- Important questions remain. How do you set rates with no prior experience? Would equal opportunities and lowest unit charge apply, and, if yes, how would you implement them? The FCC’s rules on this apply only to commercial stations because Section 399B has been part of federal law for so long.
Other noncommercial stations, however, may prefer to welcome the new revenue opportunities from candidate and issue ads. They may also see the end of the bans as an opportunity to further serve their communities.
Ninth Circuit public stations interested in accepting candidate and issue ads can develop written policies stating the terms (including rates, time being offered (e.g., 30-second spots, etc.) and conditions under which they will do that. Commercial stations now have such policies for candidate and issue advertisers.
Both public and commercial stations in the Ninth Circuit, and candidates and issue advertisers there, may find it useful to follow the court case closely. Candidates and issue advertisers may want to plan for when the court ruling takes effect in case that’s before the election.
Stations outside the Ninth Circuit can probably sit tight for now. The FCC might be hard pressed to oversee two different regulatory regimes, one for Ninth Circuit states and the status quo in the rest of the country.
For all those with a stake in the outcome, staying attuned to further developments, especially from the FCC but also from the court, makes sense. Better to anticipate potential changes than to be surprised by them.
This column on TV law and regulation by Michael D. Berg, a veteran Washington communications lawyer and the principal in the Law Office of Michael D Berg appears periodically. He is also the co-author of FCC Lobbying: A Handbook of Insider Tips and Practical Advice. He represents commercial and noncommercial broadcasters. He can be reached at 1200 New Hampshire Ave., Suite 800, Washington, D.C. 20036-6802; [email protected]; or 202-776-2523. Read more of Berg’s Legal Memos here.
Dashiell Milliman-Jarvis, a legal intern in Berg’s firm, contributed to this article. He expects to have his Juris Doctor degree next spring from the Georgetown University Law Center. His email address is [email protected].

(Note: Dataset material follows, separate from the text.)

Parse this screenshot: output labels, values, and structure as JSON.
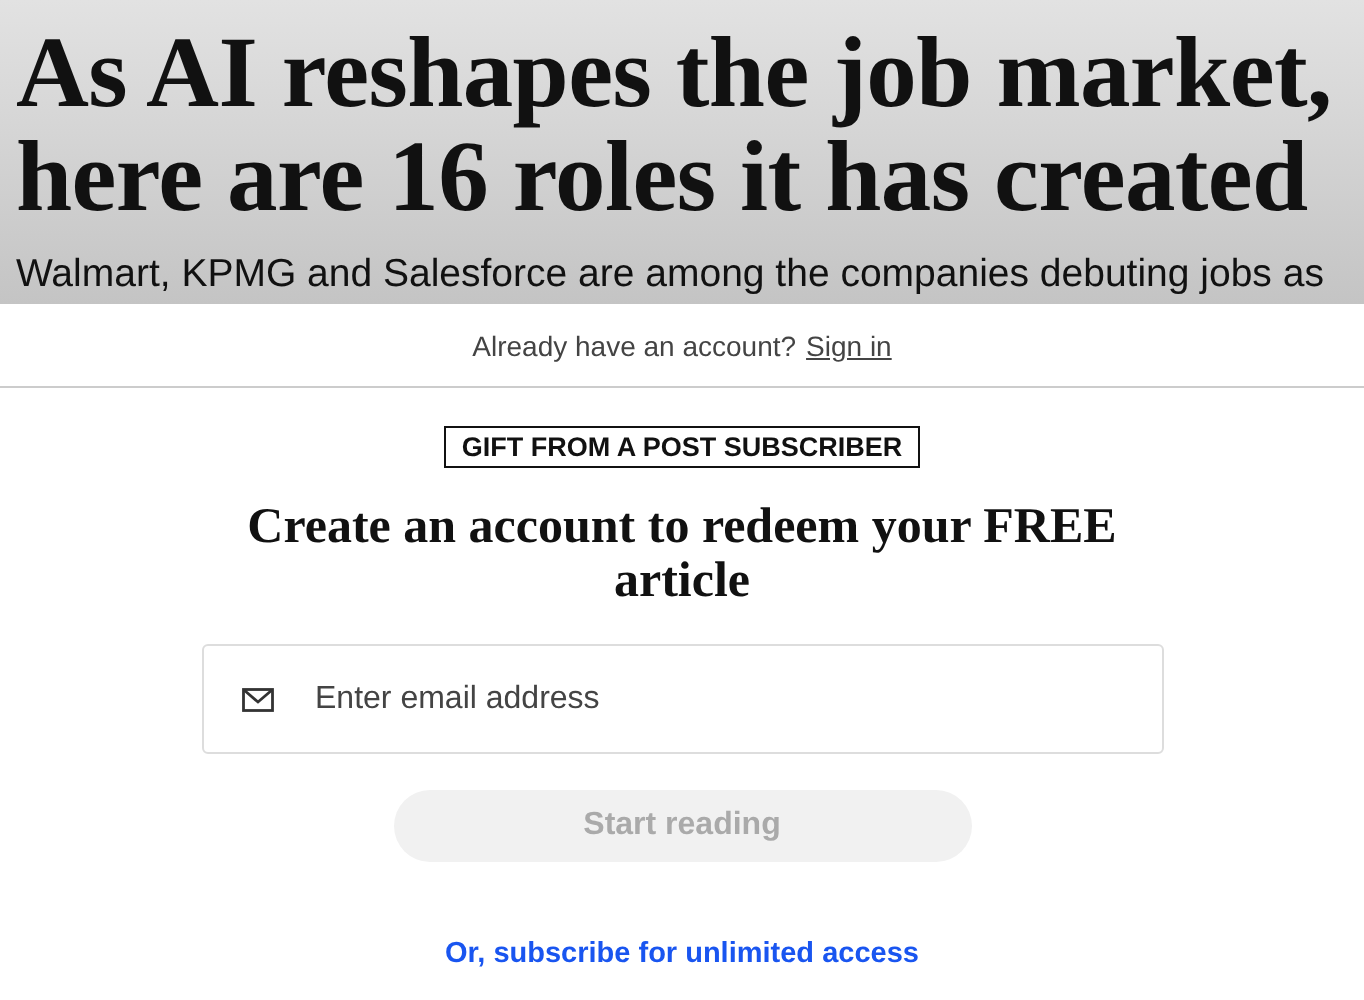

Note: This column provides general guidance only and is not a substitute for individualized legal advice for particular situations.